The litany of sexual misbehavior is unending and reaches into every strata of society. It’s a time of reckoning and settling of scores, too. The rich and famous are having to account for their actions. In the midst of this revolution in accountability there needs to be an opportunity for targets of these allegations to have an opportunity to respond before Judgment is rendered.
Excerpted from San Francisco Chronicle 8.13.2019
The San Francisco Opera has canceled a concert appearance by Plácido Domingo planned for Oct. 6 in the wake of allegations of sexual harassment leveled against the operatic luminary.
A news story on Monday, Aug. 12, by the Associated Press reported claims by nine women of unwanted sexual behavior by Domingo going back decades. The accusers, eight singers and a dancer, said that Domingo, 78, had pressured them into sexual relationships and retaliated against them professionally if they refused his advances.
A statement from the company said, “Though the alleged incidents reported did not take place at San Francisco Opera, the Company is unable to present the artist on the War Memorial Opera House stage. San Francisco Opera is committed to its strong anti-sexual harassment policy and requires all Company members to adhere to the highest standards of professional conduct. San Francisco Opera places a great priority on creating a safe and secure environment where everyone can focus on their work and art, and in which colleagues are treated with respect, dignity and collegiality.”
In a statement released to the AP, Domingo said, “The allegations from these unnamed individuals dating back as many as thirty years are deeply troubling, and as presented, inaccurate.
“Still, it is painful to hear that I may have upset anyone or made them feel uncomfortable — no matter how long ago and despite my best intentions. I believed that all of my interactions and relationships were always welcomed and consensual.”
The charges have prompted other companies to respond as well. The Philadelphia Orchestra on Tuesday withdrew its invitation to have Domingo sing during its opening-night concert on Sept. 18.
The Metropolitan Opera, where Domingo is scheduled to sing two roles this season, issued this statement: “We take accusations of sexual harassment and abuse of power with extreme seriousness.
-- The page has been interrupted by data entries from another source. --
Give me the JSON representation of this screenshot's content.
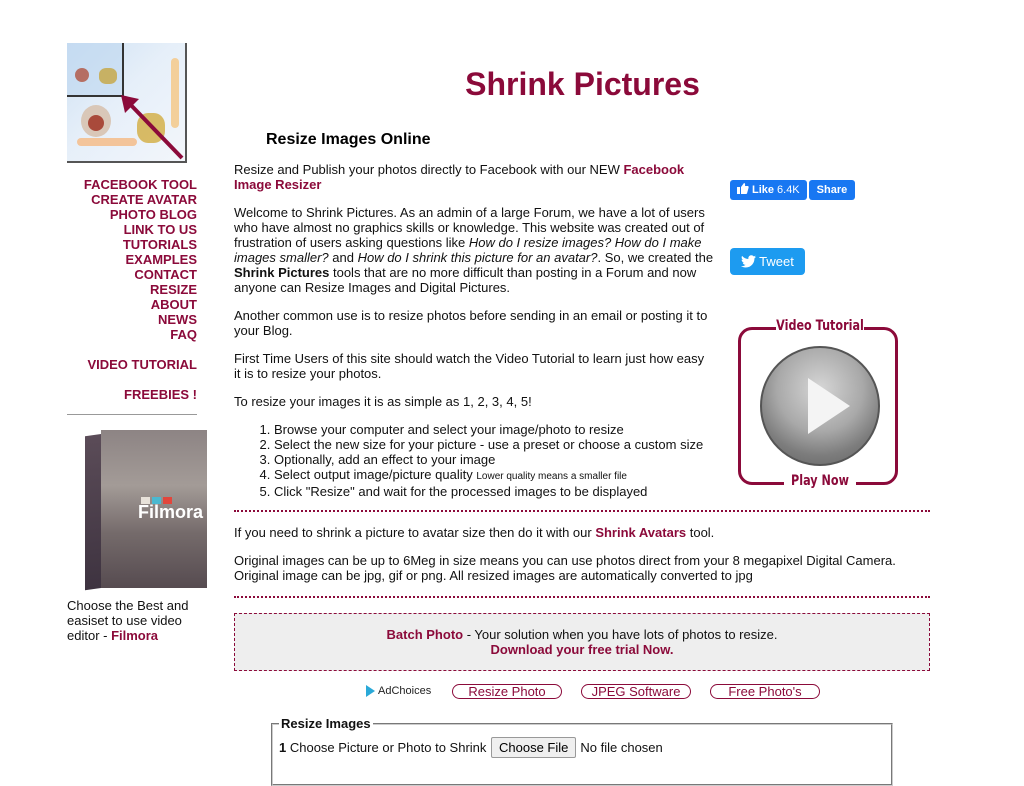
{
  "header": {
    "site_title": "Shrink Pictures",
    "subtitle": "Resize Images Online"
  },
  "sidebar": {
    "nav": [
      {
        "label": "FACEBOOK TOOL"
      },
      {
        "label": "CREATE AVATAR"
      },
      {
        "label": "PHOTO BLOG"
      },
      {
        "label": "LINK TO US"
      },
      {
        "label": "TUTORIALS"
      },
      {
        "label": "EXAMPLES"
      },
      {
        "label": "CONTACT"
      },
      {
        "label": "RESIZE"
      },
      {
        "label": "ABOUT"
      },
      {
        "label": "NEWS"
      },
      {
        "label": "FAQ"
      }
    ],
    "video_tutorial": "VIDEO TUTORIAL",
    "freebies": "FREEBIES !",
    "ad": {
      "product_name": "Filmora",
      "caption": "Choose the Best and easiset to use video editor - ",
      "link": "Filmora"
    }
  },
  "intro": {
    "facebook_text": "Resize and Publish your photos directly to Facebook with our NEW ",
    "facebook_link": "Facebook Image Resizer",
    "welcome_1": "Welcome to Shrink Pictures.  As an admin of a large Forum, we have a lot of users who have almost no graphics skills or knowledge.  This website was created out of frustration of users asking questions like ",
    "welcome_q1": "How do I resize images? How do I make images smaller?",
    "welcome_and": " and ",
    "welcome_q2": "How do I shrink this picture for an avatar?",
    "welcome_2": ".  So, we created the ",
    "welcome_brand": "Shrink Pictures",
    "welcome_3": " tools that are no more difficult than posting in a Forum and now anyone can Resize Images and Digital Pictures.",
    "common_use": "Another common use is to resize photos before sending in an email or posting it to your Blog.",
    "first_time": "First Time Users of this site should watch the Video Tutorial to learn just how easy it is to resize your photos.",
    "simple": "To resize your images it is as simple as 1, 2, 3, 4, 5!",
    "steps": [
      "Browse your computer and select your image/photo to resize",
      "Select the new size for your picture - use a preset or choose a custom size",
      "Optionally, add an effect to your image",
      "Select output image/picture quality ",
      "Click \"Resize\" and wait for the processed images to be displayed"
    ],
    "step4_note": "Lower quality means a smaller file"
  },
  "social": {
    "like_label": "Like",
    "like_count": "6.4K",
    "share_label": "Share",
    "tweet_label": "Tweet"
  },
  "video_box": {
    "top_label": "Video Tutorial",
    "bottom_label": "Play Now"
  },
  "lower": {
    "avatar_text_1": "If you need to shrink a picture to avatar size then do it with our ",
    "avatar_link": "Shrink Avatars",
    "avatar_text_2": " tool.",
    "orig_line1": "Original images can be up to 6Meg in size means you can use photos direct from your 8 megapixel Digital Camera.",
    "orig_line2": "Original image can be jpg, gif or png. All resized images are automatically converted to jpg",
    "batch_link": "Batch Photo",
    "batch_text": " - Your solution when you have lots of photos to resize.",
    "download_link": "Download your free trial Now."
  },
  "ads": {
    "adchoices": "AdChoices",
    "pills": [
      "Resize Photo",
      "JPEG Software",
      "Free Photo's"
    ]
  },
  "form": {
    "legend": "Resize Images",
    "step_num": "1",
    "step_label": " Choose Picture or Photo to Shrink ",
    "choose_file": "Choose File",
    "no_file": "No file chosen"
  },
  "colors": {
    "accent": "#8b0a3a",
    "facebook": "#1877f2",
    "twitter": "#1d9bf0",
    "batch_bg": "#eeeeee"
  }
}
We will await the results of the investigation into Plácido Domingo’s behavior as head of the Los Angeles Opera before making any final decisions about Mr. Domingo’s ultimate future at the Met. It should be noted that during his career at the Met as a guest artist, Mr. Domingo has never been in a position to influence casting decisions for anyone other than himself.”
A statement from the LA Opera, where Domingo is general director, reads in part: “LA Opera has robust human resources policies and procedures in place. In accordance with those policies, LA Opera will engage outside counsel to investigate the concerning allegations about Plácido Domingo.”